The overemphasis, to the extent of sounding hackneyed, on tourism as a panacea for our economic ills appears to be without solid grounds and reasons.
In quite a large number of Muslim countries, alcohol is freely available to tourists. In Pakistan, drinking alcohol is prohibited by law. While in the rest of the country, non-Muslim foreigners can consume spirits under licence, the same limited freedom is disallowed in KP. It is an altogether different fact, however, that boozers in KP find little difficulty in procuring whatever hard drink they want to soothe their nerves with. In the face of such striking pretensions and crippling restrictions, it is indeed too far-fetched to expect that we could ever tempt tourists to visit us.
The foregoing also renders meaningless any comparisons with our neighbouring countries in the field of tourism. In 2017-2018, according to the Pakistan Tourism Development Corporation, only 1.7 million tourists visited Pakistan in 2017, while — according to the World Tourism and Travel Council — tourism contributed 2.7 per cent to Pakistan’s $313 billion GDP. This comes out to be less than 8.5 billion dollars which, in all probability, is made up of visa fees, airline tickets and hotel charges from the hotels operating in the formal sector. While this may be so, given our peculiar nature of culture and habits, our domestic tourists —especially those from KP — prefer to look after themselves rather than letting their adventure lead to the creation of favourable employment opportunities for others.
India, during the same period, earned more than 260 billion US dollars from tourism, leading to the creation of thousands of jobs.
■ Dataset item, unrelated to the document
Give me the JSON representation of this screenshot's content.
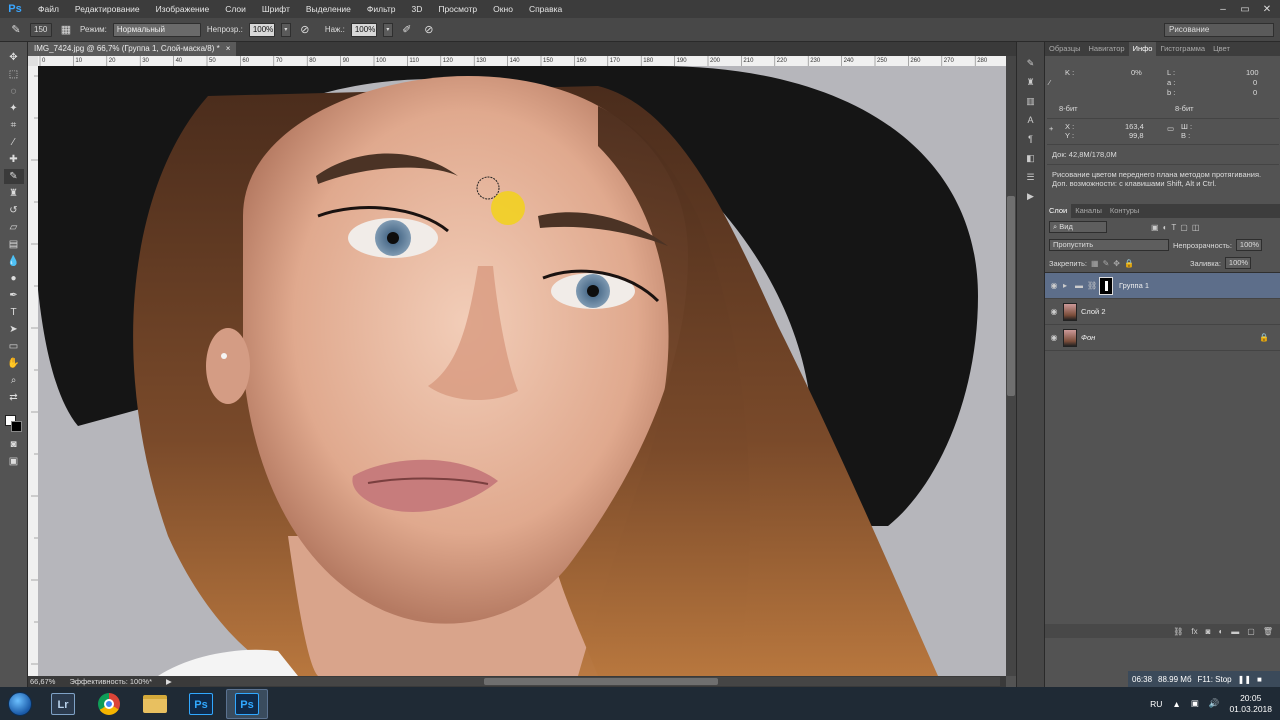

While this comparison may be misleading on some counts, we have to agree that India offers more freedom and security to the tourists than Pakistan does.
Also, we need to know that the international perspective on tourism is fast changing. According to the cover story in Time magazine’s August 18 issue, las year, faced with an annual intake of about 700 million tourists, many European countries are considering measures to stem the tide. These measures include higher rates of taxes for tourists, imposing fines and limiting the number of daily visitors to certain places. The mass movement of tourists in Europe is being considered a threat not only to the maintenance and preservation of famous landmarks but it is also feared that this trend is negatively impacting the lifestyles of the local communities.
It may not be an exaggeration to say that Pakistan’s most prized landmark is its wilderness, some of which may still be out of harm’s way. Here, we have a choice: we can preserve our wilderness from our domestic tourists to present it to the outside world through which we can earn some little foreign exchange (as revenue from tourism per se is revenue from export). But banking too much on bettering our lot from tourism appears to be a misplaced hope.
The writer is a freelancer and author of Less Than Civil: The State of Civil Service in KP. email@example.com
Published in Dawn, EOS, June 16th, 2019